Your system likely has the C headers in one place in the file system, and the C++ headers in another. Are you familiar with the actual list of directories searched for system headers? (Actually, the implementation is not required to have system header files, although all the ones I'm familiar with do. The C++ standard has requirements on what the statement
#include <cmath> has to do, but not on how it has to be done.)
In your answer, you talk about variations between C++ on Linux and Windows. These are not OS-specific, but rather implementation-specific. You're probably using Visual C++ on Windows and something else on Linux (if only because VC++ runs only on Windows). They may work differently in default configurations.
#include <math.h> should be like

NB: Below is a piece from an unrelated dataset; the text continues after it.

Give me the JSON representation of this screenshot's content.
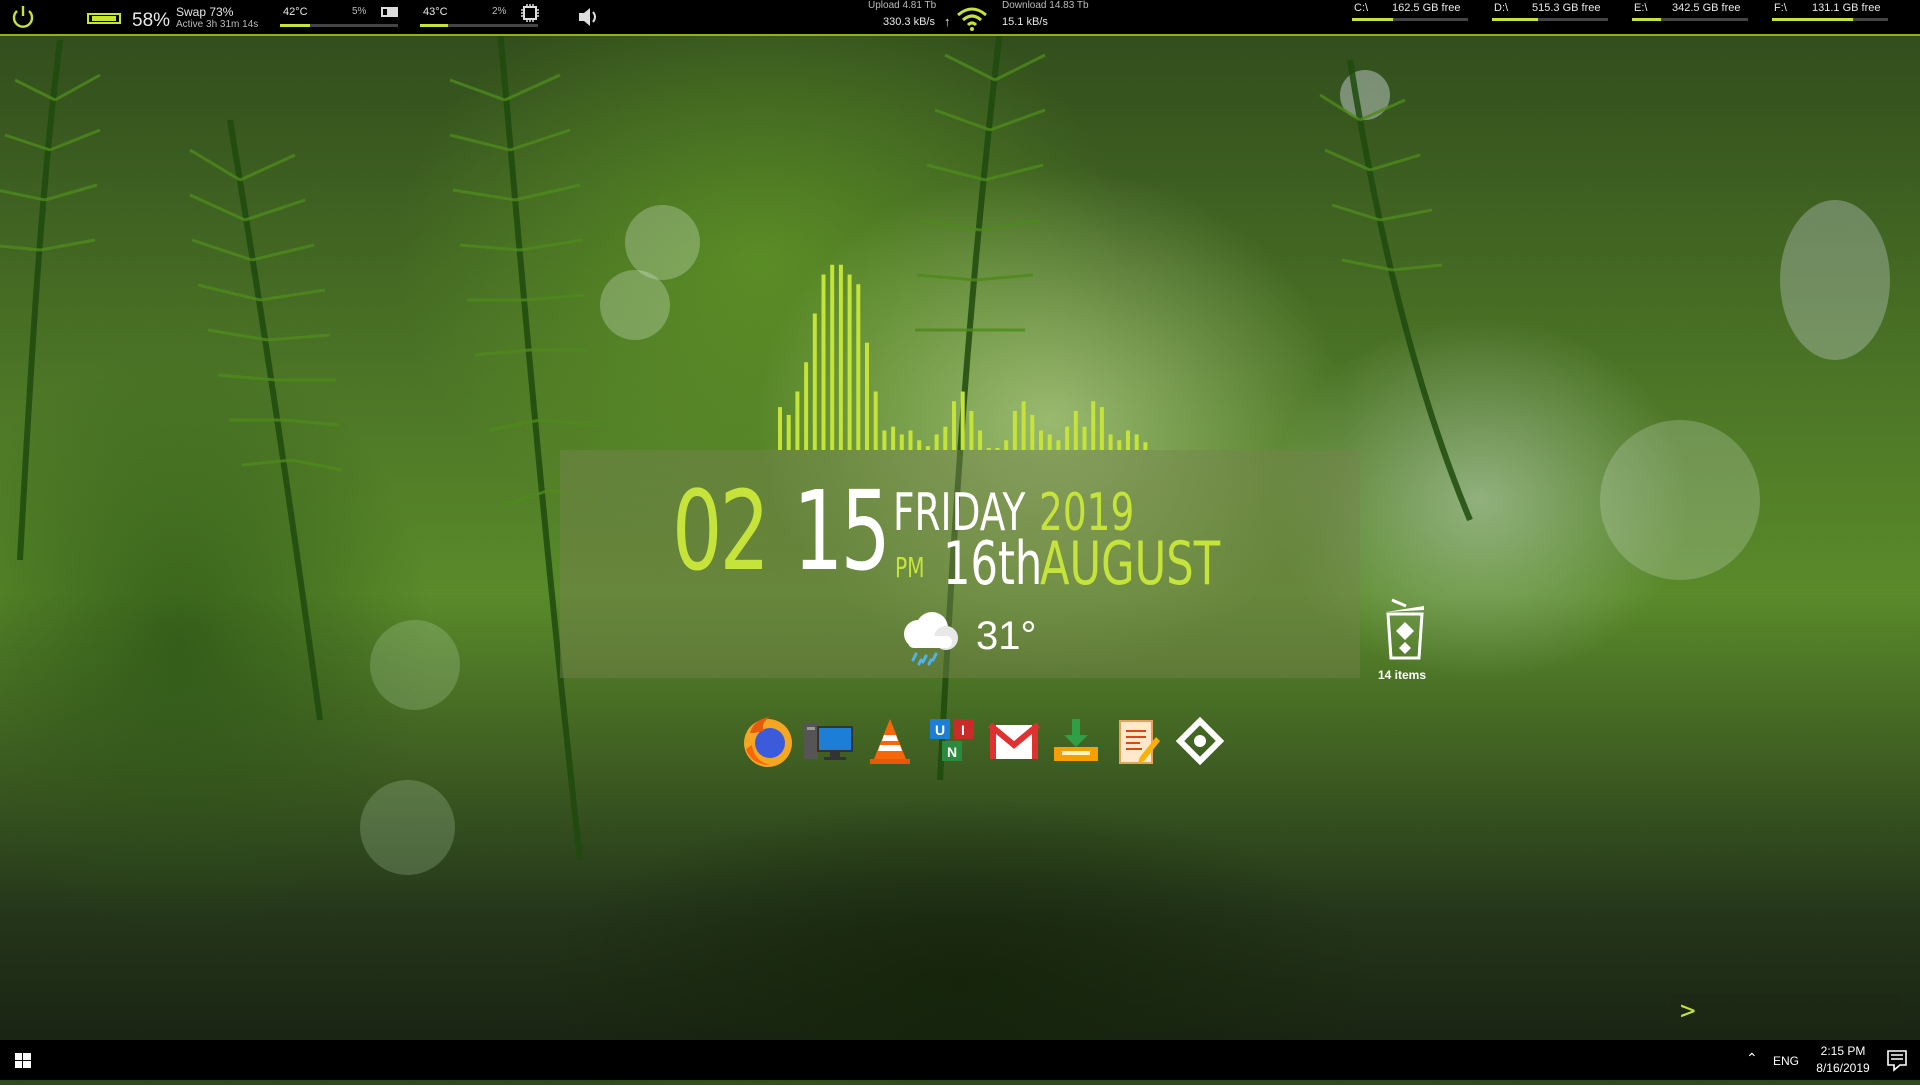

#include <cmath>, except that math.h should move all its function names and such into the std:: namespace. If this isn't happening in your Linux C++ system, there's a problem. Unfortunately, you haven't provided nearly enough information to figure out what's happening.